DIRECTIONS FOR THIS TASK – Nothing in the listing should be dropped or altered when it is copied.

THE DATA –
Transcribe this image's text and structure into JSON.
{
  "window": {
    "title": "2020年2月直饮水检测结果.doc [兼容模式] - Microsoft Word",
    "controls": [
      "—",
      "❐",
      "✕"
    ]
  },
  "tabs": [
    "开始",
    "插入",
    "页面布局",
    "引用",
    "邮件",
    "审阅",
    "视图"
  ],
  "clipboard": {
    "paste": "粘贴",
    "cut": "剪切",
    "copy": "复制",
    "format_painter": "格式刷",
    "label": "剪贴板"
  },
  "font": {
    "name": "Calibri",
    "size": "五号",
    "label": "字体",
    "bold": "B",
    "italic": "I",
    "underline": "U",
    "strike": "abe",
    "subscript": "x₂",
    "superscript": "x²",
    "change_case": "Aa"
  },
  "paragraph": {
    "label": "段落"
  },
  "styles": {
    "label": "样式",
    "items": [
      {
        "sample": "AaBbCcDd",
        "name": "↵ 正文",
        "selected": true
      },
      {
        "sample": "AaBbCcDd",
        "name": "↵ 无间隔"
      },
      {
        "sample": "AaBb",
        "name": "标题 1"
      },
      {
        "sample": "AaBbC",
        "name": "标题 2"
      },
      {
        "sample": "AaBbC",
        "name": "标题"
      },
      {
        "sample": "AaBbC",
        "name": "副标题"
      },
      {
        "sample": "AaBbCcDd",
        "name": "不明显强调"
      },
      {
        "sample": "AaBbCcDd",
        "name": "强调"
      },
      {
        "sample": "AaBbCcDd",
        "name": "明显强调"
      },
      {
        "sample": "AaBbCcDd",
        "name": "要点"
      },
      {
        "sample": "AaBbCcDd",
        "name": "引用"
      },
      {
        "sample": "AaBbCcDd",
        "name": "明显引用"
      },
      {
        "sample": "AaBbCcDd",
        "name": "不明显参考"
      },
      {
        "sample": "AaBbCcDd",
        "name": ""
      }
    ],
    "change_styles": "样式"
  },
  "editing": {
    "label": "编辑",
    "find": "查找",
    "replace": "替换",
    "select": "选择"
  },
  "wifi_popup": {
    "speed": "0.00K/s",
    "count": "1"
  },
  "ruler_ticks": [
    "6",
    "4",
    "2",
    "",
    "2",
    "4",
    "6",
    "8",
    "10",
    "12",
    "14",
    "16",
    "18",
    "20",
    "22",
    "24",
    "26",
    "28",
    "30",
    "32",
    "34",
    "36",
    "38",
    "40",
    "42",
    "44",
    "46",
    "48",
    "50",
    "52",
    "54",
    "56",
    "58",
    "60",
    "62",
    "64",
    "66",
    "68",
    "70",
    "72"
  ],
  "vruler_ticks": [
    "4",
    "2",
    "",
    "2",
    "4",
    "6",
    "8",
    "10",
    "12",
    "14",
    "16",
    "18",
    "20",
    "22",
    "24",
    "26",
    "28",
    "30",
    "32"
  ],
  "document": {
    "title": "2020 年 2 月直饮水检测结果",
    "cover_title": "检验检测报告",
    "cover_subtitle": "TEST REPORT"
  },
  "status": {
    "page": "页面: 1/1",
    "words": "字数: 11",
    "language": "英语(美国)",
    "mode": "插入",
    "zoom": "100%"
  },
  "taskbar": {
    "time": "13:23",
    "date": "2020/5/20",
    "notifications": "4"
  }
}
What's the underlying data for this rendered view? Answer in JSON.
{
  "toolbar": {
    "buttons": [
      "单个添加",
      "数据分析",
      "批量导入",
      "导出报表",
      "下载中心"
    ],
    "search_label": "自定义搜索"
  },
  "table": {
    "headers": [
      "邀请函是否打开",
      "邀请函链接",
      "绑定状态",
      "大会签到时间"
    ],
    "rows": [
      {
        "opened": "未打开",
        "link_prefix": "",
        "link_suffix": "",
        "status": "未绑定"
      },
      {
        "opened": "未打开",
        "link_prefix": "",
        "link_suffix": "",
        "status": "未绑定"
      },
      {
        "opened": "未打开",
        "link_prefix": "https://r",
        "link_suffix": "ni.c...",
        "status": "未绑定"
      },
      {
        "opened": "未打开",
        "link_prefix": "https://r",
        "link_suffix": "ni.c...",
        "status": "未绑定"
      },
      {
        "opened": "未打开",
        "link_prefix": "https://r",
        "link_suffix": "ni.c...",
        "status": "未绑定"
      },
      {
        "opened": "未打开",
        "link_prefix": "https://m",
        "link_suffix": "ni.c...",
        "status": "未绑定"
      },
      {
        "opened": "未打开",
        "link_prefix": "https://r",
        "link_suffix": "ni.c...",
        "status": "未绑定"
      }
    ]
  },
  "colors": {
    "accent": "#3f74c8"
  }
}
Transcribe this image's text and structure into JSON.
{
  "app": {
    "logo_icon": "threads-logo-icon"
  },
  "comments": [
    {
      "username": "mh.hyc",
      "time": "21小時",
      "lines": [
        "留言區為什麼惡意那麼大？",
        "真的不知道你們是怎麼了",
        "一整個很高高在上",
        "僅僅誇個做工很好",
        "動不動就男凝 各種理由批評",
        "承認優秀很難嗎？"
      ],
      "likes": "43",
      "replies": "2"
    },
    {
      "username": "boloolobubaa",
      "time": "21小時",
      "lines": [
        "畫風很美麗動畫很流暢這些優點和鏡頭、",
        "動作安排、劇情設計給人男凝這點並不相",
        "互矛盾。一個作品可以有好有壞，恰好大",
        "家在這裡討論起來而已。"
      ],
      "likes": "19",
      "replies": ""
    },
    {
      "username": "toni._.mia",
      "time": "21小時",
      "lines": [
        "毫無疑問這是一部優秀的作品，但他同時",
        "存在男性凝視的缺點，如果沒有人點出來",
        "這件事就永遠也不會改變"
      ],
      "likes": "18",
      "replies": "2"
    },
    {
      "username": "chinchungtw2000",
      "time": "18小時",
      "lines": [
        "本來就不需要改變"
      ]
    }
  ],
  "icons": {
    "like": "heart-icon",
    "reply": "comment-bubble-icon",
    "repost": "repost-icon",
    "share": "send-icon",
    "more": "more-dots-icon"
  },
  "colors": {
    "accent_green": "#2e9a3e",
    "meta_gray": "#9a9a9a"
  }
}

RESPONSE BOX –
Transcribe this image's text and structure into JSON.
{
  "window": {
    "title": "2020年2月直饮水检测结果.doc [兼容模式] - Microsoft Word",
    "controls": [
      "—",
      "❐",
      "✕"
    ]
  },
  "tabs": [
    "开始",
    "插入",
    "页面布局",
    "引用",
    "邮件",
    "审阅",
    "视图"
  ],
  "clipboard": {
    "paste": "粘贴",
    "cut": "剪切",
    "copy": "复制",
    "format_painter": "格式刷",
    "label": "剪贴板"
  },
  "font": {
    "name": "Calibri",
    "size": "五号",
    "label": "字体",
    "bold": "B",
    "italic": "I",
    "underline": "U",
    "strike": "abe",
    "subscript": "x₂",
    "superscript": "x²",
    "change_case": "Aa"
  },
  "paragraph": {
    "label": "段落"
  },
  "styles": {
    "label": "样式",
    "items": [
      {
        "sample": "AaBbCcDd",
        "name": "↵ 正文",
        "selected": true
      },
      {
        "sample": "AaBbCcDd",
        "name": "↵ 无间隔"
      },
      {
        "sample": "AaBb",
        "name": "标题 1"
      },
      {
        "sample": "AaBbC",
        "name": "标题 2"
      },
      {
        "sample": "AaBbC",
        "name": "标题"
      },
      {
        "sample": "AaBbC",
        "name": "副标题"
      },
      {
        "sample": "AaBbCcDd",
        "name": "不明显强调"
      },
      {
        "sample": "AaBbCcDd",
        "name": "强调"
      },
      {
        "sample": "AaBbCcDd",
        "name": "明显强调"
      },
      {
        "sample": "AaBbCcDd",
        "name": "要点"
      },
      {
        "sample": "AaBbCcDd",
        "name": "引用"
      },
      {
        "sample": "AaBbCcDd",
        "name": "明显引用"
      },
      {
        "sample": "AaBbCcDd",
        "name": "不明显参考"
      },
      {
        "sample": "AaBbCcDd",
        "name": ""
      }
    ],
    "change_styles": "样式"
  },
  "editing": {
    "label": "编辑",
    "find": "查找",
    "replace": "替换",
    "select": "选择"
  },
  "wifi_popup": {
    "speed": "0.00K/s",
    "count": "1"
  },
  "ruler_ticks": [
    "6",
    "4",
    "2",
    "",
    "2",
    "4",
    "6",
    "8",
    "10",
    "12",
    "14",
    "16",
    "18",
    "20",
    "22",
    "24",
    "26",
    "28",
    "30",
    "32",
    "34",
    "36",
    "38",
    "40",
    "42",
    "44",
    "46",
    "48",
    "50",
    "52",
    "54",
    "56",
    "58",
    "60",
    "62",
    "64",
    "66",
    "68",
    "70",
    "72"
  ],
  "vruler_ticks": [
    "4",
    "2",
    "",
    "2",
    "4",
    "6",
    "8",
    "10",
    "12",
    "14",
    "16",
    "18",
    "20",
    "22",
    "24",
    "26",
    "28",
    "30",
    "32"
  ],
  "document": {
    "title": "2020 年 2 月直饮水检测结果",
    "cover_title": "检验检测报告",
    "cover_subtitle": "TEST REPORT"
  },
  "status": {
    "page": "页面: 1/1",
    "words": "字数: 11",
    "language": "英语(美国)",
    "mode": "插入",
    "zoom": "100%"
  },
  "taskbar": {
    "time": "13:23",
    "date": "2020/5/20",
    "notifications": "4"
  }
}
What's the underlying data for this rendered view? Answer in JSON.
{
  "toolbar": {
    "buttons": [
      "单个添加",
      "数据分析",
      "批量导入",
      "导出报表",
      "下载中心"
    ],
    "search_label": "自定义搜索"
  },
  "table": {
    "headers": [
      "邀请函是否打开",
      "邀请函链接",
      "绑定状态",
      "大会签到时间"
    ],
    "rows": [
      {
        "opened": "未打开",
        "link_prefix": "",
        "link_suffix": "",
        "status": "未绑定"
      },
      {
        "opened": "未打开",
        "link_prefix": "",
        "link_suffix": "",
        "status": "未绑定"
      },
      {
        "opened": "未打开",
        "link_prefix": "https://r",
        "link_suffix": "ni.c...",
        "status": "未绑定"
      },
      {
        "opened": "未打开",
        "link_prefix": "https://r",
        "link_suffix": "ni.c...",
        "status": "未绑定"
      },
      {
        "opened": "未打开",
        "link_prefix": "https://r",
        "link_suffix": "ni.c...",
        "status": "未绑定"
      },
      {
        "opened": "未打开",
        "link_prefix": "https://m",
        "link_suffix": "ni.c...",
        "status": "未绑定"
      },
      {
        "opened": "未打开",
        "link_prefix": "https://r",
        "link_suffix": "ni.c...",
        "status": "未绑定"
      }
    ]
  },
  "colors": {
    "accent": "#3f74c8"
  }
}
Transcribe this image's text and structure into JSON.
{
  "app": {
    "logo_icon": "threads-logo-icon"
  },
  "comments": [
    {
      "username": "mh.hyc",
      "time": "21小時",
      "lines": [
        "留言區為什麼惡意那麼大？",
        "真的不知道你們是怎麼了",
        "一整個很高高在上",
        "僅僅誇個做工很好",
        "動不動就男凝 各種理由批評",
        "承認優秀很難嗎？"
      ],
      "likes": "43",
      "replies": "2"
    },
    {
      "username": "boloolobubaa",
      "time": "21小時",
      "lines": [
        "畫風很美麗動畫很流暢這些優點和鏡頭、",
        "動作安排、劇情設計給人男凝這點並不相",
        "互矛盾。一個作品可以有好有壞，恰好大",
        "家在這裡討論起來而已。"
      ],
      "likes": "19",
      "replies": ""
    },
    {
      "username": "toni._.mia",
      "time": "21小時",
      "lines": [
        "毫無疑問這是一部優秀的作品，但他同時",
        "存在男性凝視的缺點，如果沒有人點出來",
        "這件事就永遠也不會改變"
      ],
      "likes": "18",
      "replies": "2"
    },
    {
      "username": "chinchungtw2000",
      "time": "18小時",
      "lines": [
        "本來就不需要改變"
      ]
    }
  ],
  "icons": {
    "like": "heart-icon",
    "reply": "comment-bubble-icon",
    "repost": "repost-icon",
    "share": "send-icon",
    "more": "more-dots-icon"
  },
  "colors": {
    "accent_green": "#2e9a3e",
    "meta_gray": "#9a9a9a"
  }
}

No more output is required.